From:Eldin Raigmore <eldin_raigmore@...>
Date:Saturday, September 6, 2008, 15:55
On Fri, 5 Sep 2008 17:18:32 +0200, Henrik Theiling <theiling@...>
>To answer your question:
>eldin_raigmore writes: >> a. >> Ippasaq tikip-put aqagu-lu ikinnguta-at tiki-ssa-pput. >> yesterday arrive-IND.3p tomorrow-and friends-3p arrive-FUT-IND.3p >> "They arrived yesterday and their friends will arrive tomorrow." > >3rd person possessive here refers to the previous clause's subject, >not to the subject of the clause it is in. > >> b. >> Isir-puq ingil-lu-ni-lu. >> sit.down-CTMP-4s-and >> "She came in and sat down." > >4th person subject here refers reflexively (long-distance reflexive) >to the previous clause, coindexing the subjects (note the ellipsis in >English). > >> c. >> Pilirtuttumik irrui-vuq ini-mi-nul-lu majuar-lu-ni. >> quickly wash.up-IND.3s room-4s.REFL-ALL-and go.up-CTMP-4s >> "He washed up quickly and went up to his room." > >4th person subject: long-distance reflexive to previous clause (again: >ellipsis in English), > >4th persion possessive: normal reflexive to subject of second clause. > >> (1) Why are these fourth person? > >Reflexives. Both long-distance (as subject verb ending) and normal >(as possessive).

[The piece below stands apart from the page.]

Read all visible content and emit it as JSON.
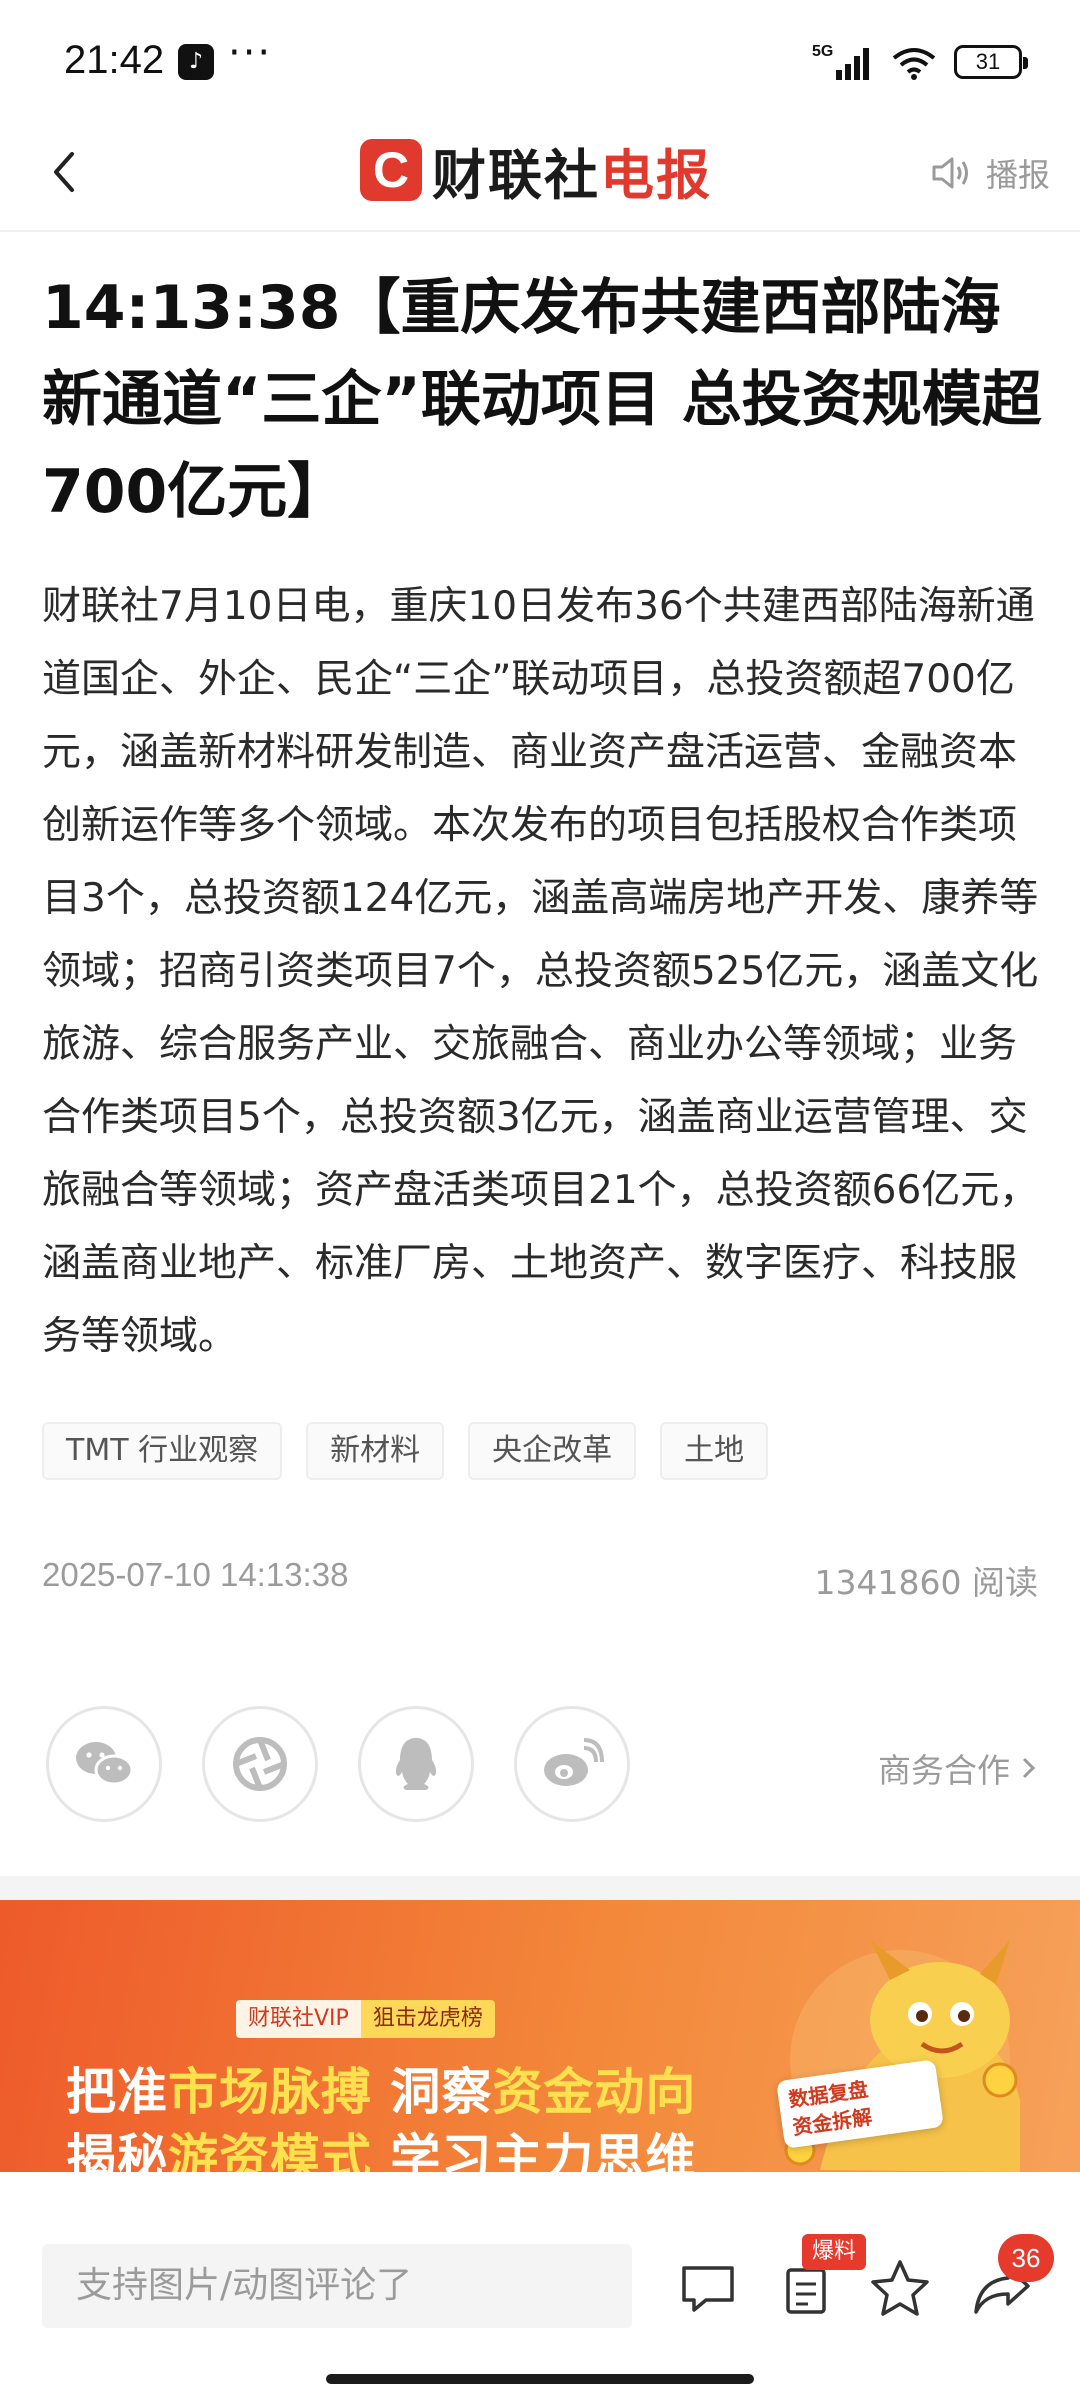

Hmm. So the clitic "-lu" is more of a subordinating conjunction than a co-ordinating one. Is Greenlandic one of those languages that don't draw a deep distinction between subordination and co-ordination?


Henrik Theiling <theiling@...>Greenlandic: 4th Person?